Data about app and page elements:
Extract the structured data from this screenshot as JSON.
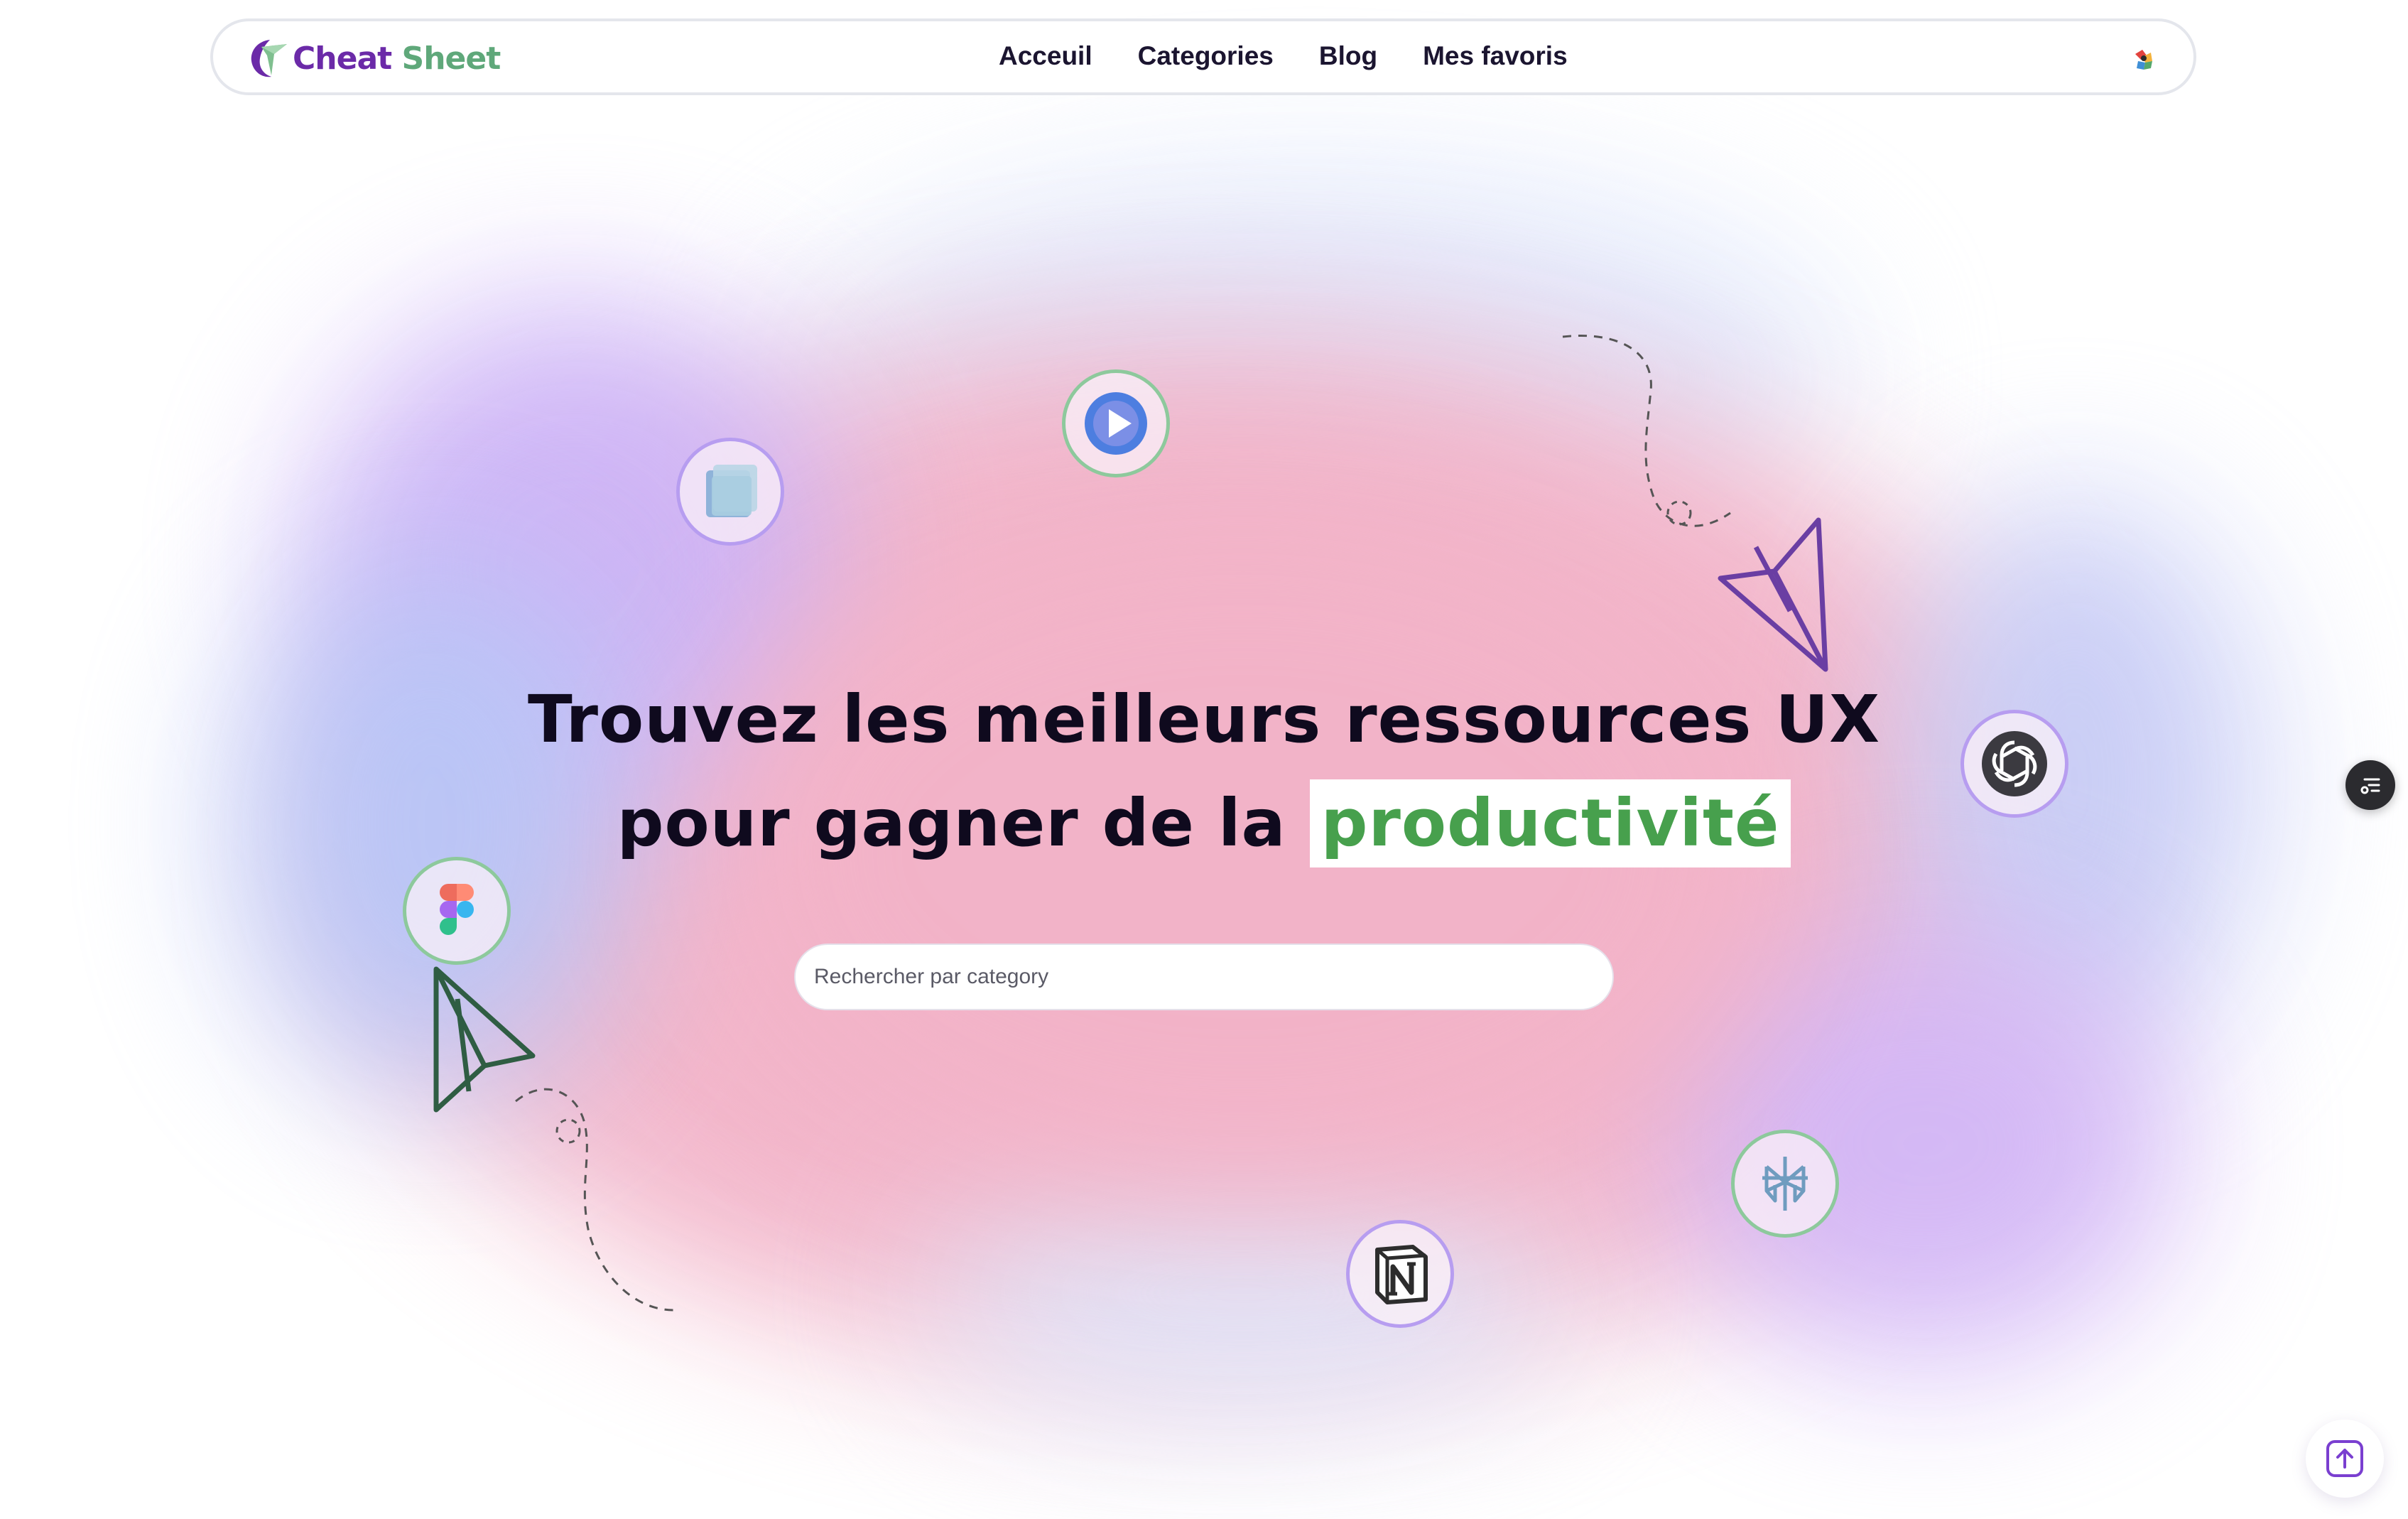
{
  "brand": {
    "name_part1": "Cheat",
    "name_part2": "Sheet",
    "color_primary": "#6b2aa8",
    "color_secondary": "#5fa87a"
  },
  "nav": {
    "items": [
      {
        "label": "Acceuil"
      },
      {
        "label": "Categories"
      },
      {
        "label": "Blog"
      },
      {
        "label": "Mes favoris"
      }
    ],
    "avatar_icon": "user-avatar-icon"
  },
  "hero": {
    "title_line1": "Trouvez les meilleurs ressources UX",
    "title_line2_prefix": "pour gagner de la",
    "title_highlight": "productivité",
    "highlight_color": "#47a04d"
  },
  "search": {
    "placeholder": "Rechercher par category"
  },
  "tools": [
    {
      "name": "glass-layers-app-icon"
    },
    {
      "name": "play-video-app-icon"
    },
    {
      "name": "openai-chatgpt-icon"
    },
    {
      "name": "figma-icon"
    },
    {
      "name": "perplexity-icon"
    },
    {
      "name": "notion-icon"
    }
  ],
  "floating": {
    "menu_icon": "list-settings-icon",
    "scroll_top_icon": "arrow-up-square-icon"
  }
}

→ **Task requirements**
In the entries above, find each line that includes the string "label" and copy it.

→ **Completed task**
        "label": "Acceuil"
        "label": "Categories"
        "label": "Blog"
        "label": "Mes favoris"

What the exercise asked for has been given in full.